Connect with people where they buy
Whether you bemoan the advent of clickable ads on Instagram — and it is truly a polarizing topic — it should come as no shock. Twitter, Pinterest, and Facebook have led the way. However, the fact that it has not received much media attention is quite surprising.
Clickable images on Instagram should have brands jumping for joy. In contrast to much of social media, a single post can produce thousands of likes. Now with clickable images, you can post a picture of a new product and send people directly to a place where they can buy it. Sound too good to be true?
It just might be. Instagram’s reach (400 million users) and engagement (4X above other platforms) are the highest they’ve ever been—second only to Facebook. But while these are impressive numbers for brand marketers looking to engage with audiences—especially Millennials—expecting click-through performance to follow suit is simply a marketing fail.
Why? Because Instagram is a romancing tool.
It’s the mobile app where brands are new to the party and have been forced to hold to strict Instagram rules: create visual narratives, connect through beauty and style—and forget the hard sell.
It’s worth pointing out that this behavior pattern may be changing — like we see on Facebook and Pinterest. Platforms do evolve, and for a while, we’ve been seeing brands and power users hack posts to enable clicking through to other content.
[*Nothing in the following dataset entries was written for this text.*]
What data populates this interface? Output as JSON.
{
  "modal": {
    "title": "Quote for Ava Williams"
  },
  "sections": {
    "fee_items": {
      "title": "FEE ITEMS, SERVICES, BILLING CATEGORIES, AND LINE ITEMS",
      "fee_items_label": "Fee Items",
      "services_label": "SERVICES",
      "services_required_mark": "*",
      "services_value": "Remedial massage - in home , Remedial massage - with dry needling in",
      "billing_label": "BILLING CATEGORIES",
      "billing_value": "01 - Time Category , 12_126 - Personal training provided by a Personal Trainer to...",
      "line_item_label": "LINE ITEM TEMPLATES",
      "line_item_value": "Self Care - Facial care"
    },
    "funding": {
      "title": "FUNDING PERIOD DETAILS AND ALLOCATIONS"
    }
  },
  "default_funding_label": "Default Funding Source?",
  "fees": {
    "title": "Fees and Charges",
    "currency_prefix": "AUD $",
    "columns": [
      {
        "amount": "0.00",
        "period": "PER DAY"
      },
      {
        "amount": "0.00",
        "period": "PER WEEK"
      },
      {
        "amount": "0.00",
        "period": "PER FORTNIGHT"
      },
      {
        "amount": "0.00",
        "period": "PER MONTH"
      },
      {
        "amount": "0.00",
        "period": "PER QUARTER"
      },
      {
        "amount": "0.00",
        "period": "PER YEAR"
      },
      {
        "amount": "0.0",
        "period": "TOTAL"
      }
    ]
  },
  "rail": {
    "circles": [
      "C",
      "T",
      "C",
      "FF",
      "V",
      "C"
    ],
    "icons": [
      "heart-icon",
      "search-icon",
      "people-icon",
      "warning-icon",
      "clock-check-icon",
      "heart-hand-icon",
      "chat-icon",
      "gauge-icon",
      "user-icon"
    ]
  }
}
Recently, Hyundai took this to a new level with its Instagram Quiz that allowed users to tap through an assortment of options to find the right SUV. Kudos to the Hyundai team who mastered the medium in such an compelling way. That said, clickable images may struggle for some time.
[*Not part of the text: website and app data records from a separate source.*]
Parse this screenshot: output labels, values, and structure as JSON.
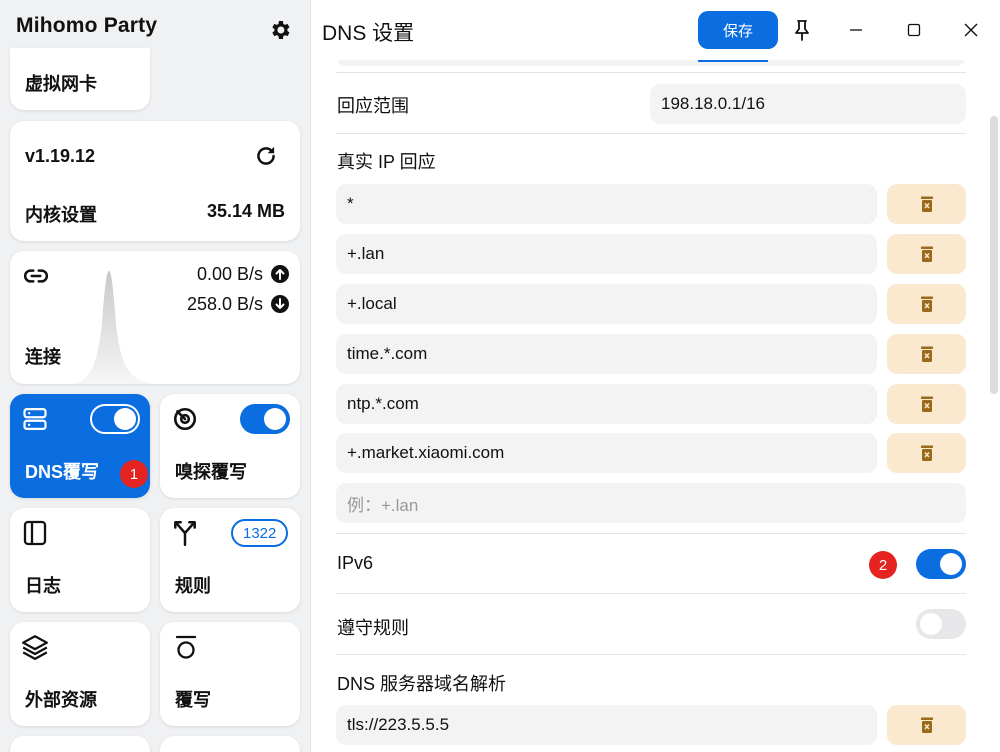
{
  "app": {
    "title": "Mihomo Party"
  },
  "sidebar": {
    "top_card_label": "虚拟网卡",
    "core": {
      "version": "v1.19.12",
      "settings_label": "内核设置",
      "memory": "35.14 MB"
    },
    "connections": {
      "label": "连接",
      "upload": "0.00 B/s",
      "download": "258.0 B/s"
    },
    "dns_override": {
      "label": "DNS覆写",
      "enabled": true,
      "badge": "1"
    },
    "sniff_override": {
      "label": "嗅探覆写",
      "enabled": true
    },
    "logs": {
      "label": "日志"
    },
    "rules": {
      "label": "规则",
      "count": "1322"
    },
    "external_resources": {
      "label": "外部资源"
    },
    "override": {
      "label": "覆写"
    }
  },
  "header": {
    "title": "DNS 设置",
    "save_label": "保存"
  },
  "content": {
    "response_range": {
      "label": "回应范围",
      "value": "198.18.0.1/16"
    },
    "real_ip": {
      "label": "真实 IP 回应",
      "items": [
        "*",
        "+.lan",
        "+.local",
        "time.*.com",
        "ntp.*.com",
        "+.market.xiaomi.com"
      ],
      "placeholder": "例：+.lan"
    },
    "ipv6": {
      "label": "IPv6",
      "enabled": true,
      "badge": "2"
    },
    "respect_rules": {
      "label": "遵守规则",
      "enabled": false
    },
    "server_resolution": {
      "label": "DNS 服务器域名解析",
      "items": [
        "tls://223.5.5.5"
      ]
    }
  },
  "colors": {
    "accent": "#0a6de0",
    "delete_bg": "#fbe9cf",
    "delete_icon": "#9a6a1c",
    "badge_red": "#e52421"
  }
}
Sequential targeting isn’t new, and industry-wide, it’s becoming a core aspect of every marketer’s tool belt. In a typical sequence, you hit people with different messages at different times, depending on what content they’ve seen before and where they are in the purchase funnel. For example, if you go to many retail websites and click on a few items, you’ll find those items prominently displayed (often with discount) when you return. Because you have expressed some intention to buy on one visit, the retailer delivers a bottom funnel message on your next.
The Instagram/Facebook sequence is slightly different. And arguably, more interesting for brands looking to make their content work harder in pivoting from romance to transaction. We can still use Instagram to post lifestyle content that drives affinity and awareness.
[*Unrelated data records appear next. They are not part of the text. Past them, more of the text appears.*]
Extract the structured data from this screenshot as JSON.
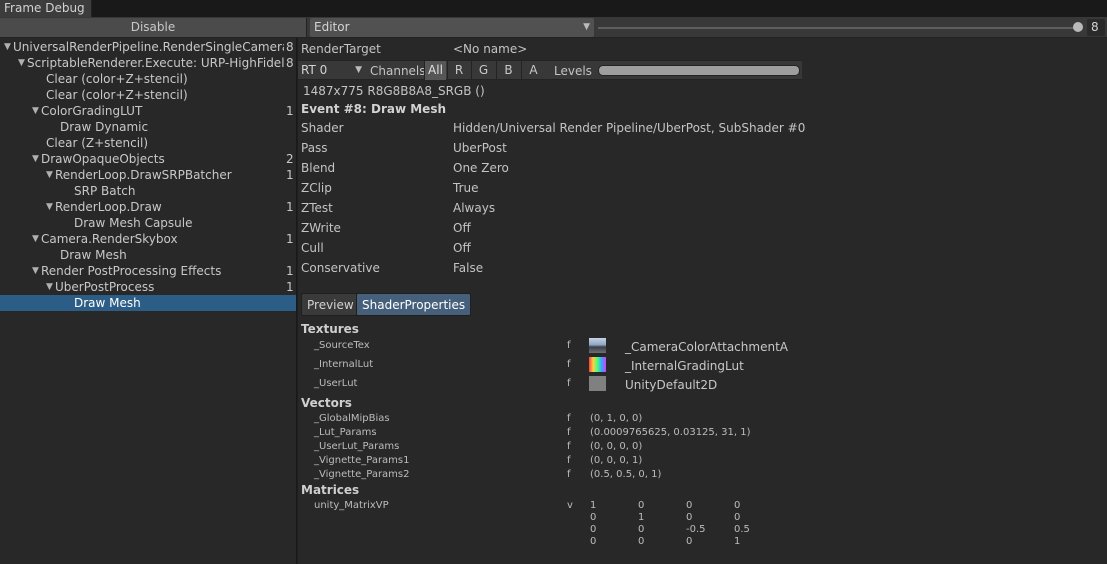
{
  "window": {
    "tab_title": "Frame Debug"
  },
  "toolbar": {
    "disable_label": "Disable",
    "target_value": "Editor",
    "event_index_value": "8"
  },
  "tree": [
    {
      "label": "UniversalRenderPipeline.RenderSingleCamera: M",
      "count": "8",
      "depth": 0,
      "expanded": true,
      "selected": false
    },
    {
      "label": "ScriptableRenderer.Execute: URP-HighFidelity",
      "count": "8",
      "depth": 1,
      "expanded": true,
      "selected": false
    },
    {
      "label": "Clear (color+Z+stencil)",
      "count": "",
      "depth": 2,
      "expanded": null,
      "selected": false
    },
    {
      "label": "Clear (color+Z+stencil)",
      "count": "",
      "depth": 2,
      "expanded": null,
      "selected": false
    },
    {
      "label": "ColorGradingLUT",
      "count": "1",
      "depth": 2,
      "expanded": true,
      "selected": false
    },
    {
      "label": "Draw Dynamic",
      "count": "",
      "depth": 3,
      "expanded": null,
      "selected": false
    },
    {
      "label": "Clear (Z+stencil)",
      "count": "",
      "depth": 2,
      "expanded": null,
      "selected": false
    },
    {
      "label": "DrawOpaqueObjects",
      "count": "2",
      "depth": 2,
      "expanded": true,
      "selected": false
    },
    {
      "label": "RenderLoop.DrawSRPBatcher",
      "count": "1",
      "depth": 3,
      "expanded": true,
      "selected": false
    },
    {
      "label": "SRP Batch",
      "count": "",
      "depth": 4,
      "expanded": null,
      "selected": false
    },
    {
      "label": "RenderLoop.Draw",
      "count": "1",
      "depth": 3,
      "expanded": true,
      "selected": false
    },
    {
      "label": "Draw Mesh Capsule",
      "count": "",
      "depth": 4,
      "expanded": null,
      "selected": false
    },
    {
      "label": "Camera.RenderSkybox",
      "count": "1",
      "depth": 2,
      "expanded": true,
      "selected": false
    },
    {
      "label": "Draw Mesh",
      "count": "",
      "depth": 3,
      "expanded": null,
      "selected": false
    },
    {
      "label": "Render PostProcessing Effects",
      "count": "1",
      "depth": 2,
      "expanded": true,
      "selected": false
    },
    {
      "label": "UberPostProcess",
      "count": "1",
      "depth": 3,
      "expanded": true,
      "selected": false
    },
    {
      "label": "Draw Mesh",
      "count": "",
      "depth": 4,
      "expanded": null,
      "selected": true
    }
  ],
  "render_target": {
    "label": "RenderTarget",
    "value": "<No name>",
    "rt_dropdown": "RT 0",
    "channels_label": "Channels",
    "channels": [
      "All",
      "R",
      "G",
      "B",
      "A"
    ],
    "active_channel": "All",
    "levels_label": "Levels"
  },
  "resolution": "1487x775 R8G8B8A8_SRGB ()",
  "event_title": "Event #8: Draw Mesh",
  "properties": [
    {
      "key": "Shader",
      "value": "Hidden/Universal Render Pipeline/UberPost, SubShader #0"
    },
    {
      "key": "Pass",
      "value": "UberPost"
    },
    {
      "key": "Blend",
      "value": "One Zero"
    },
    {
      "key": "ZClip",
      "value": "True"
    },
    {
      "key": "ZTest",
      "value": "Always"
    },
    {
      "key": "ZWrite",
      "value": "Off"
    },
    {
      "key": "Cull",
      "value": "Off"
    },
    {
      "key": "Conservative",
      "value": "False"
    }
  ],
  "subtabs": {
    "preview": "Preview",
    "shader_properties": "ShaderProperties",
    "active": "ShaderProperties"
  },
  "textures": {
    "title": "Textures",
    "items": [
      {
        "name": "_SourceTex",
        "stage": "f",
        "value": "_CameraColorAttachmentA"
      },
      {
        "name": "_InternalLut",
        "stage": "f",
        "value": "_InternalGradingLut"
      },
      {
        "name": "_UserLut",
        "stage": "f",
        "value": "UnityDefault2D"
      }
    ]
  },
  "vectors": {
    "title": "Vectors",
    "items": [
      {
        "name": "_GlobalMipBias",
        "stage": "f",
        "value": "(0, 1, 0, 0)"
      },
      {
        "name": "_Lut_Params",
        "stage": "f",
        "value": "(0.0009765625, 0.03125, 31, 1)"
      },
      {
        "name": "_UserLut_Params",
        "stage": "f",
        "value": "(0, 0, 0, 0)"
      },
      {
        "name": "_Vignette_Params1",
        "stage": "f",
        "value": "(0, 0, 0, 1)"
      },
      {
        "name": "_Vignette_Params2",
        "stage": "f",
        "value": "(0.5, 0.5, 0, 1)"
      }
    ]
  },
  "matrices": {
    "title": "Matrices",
    "items": [
      {
        "name": "unity_MatrixVP",
        "stage": "v",
        "rows": [
          [
            "1",
            "0",
            "0",
            "0"
          ],
          [
            "0",
            "1",
            "0",
            "0"
          ],
          [
            "0",
            "0",
            "-0.5",
            "0.5"
          ],
          [
            "0",
            "0",
            "0",
            "1"
          ]
        ]
      }
    ]
  }
}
Meanwhile, Facebook is a much more raucous and freeform place, where people are used to seeing native promotions in their feeds. As a result, we can take the data we gather on customers on Instagram and use it to target them on Facebook. If someone is drooling over a beautiful image of a watch resting on a well-dressed model, why not hit them with a promo on the other? That way, you can take advantage of all the data, while using both platforms for what they do best.
Instagram is a rare success story in our attempts to make friends and influence people online. Merely adding clickable commerce on the app because you can is a bad idea. If you pursue that angle too aggressively, you could end up diluting your brand and damaging the personal relationships you’ve built. Let’s promote creativity on Instagram and not let it get diluted by direct response. Its parent platform — Facebook — can do the heavy lifting to drive transaction by connecting with people where they’re more open to buying.
Article originally published on Adweek.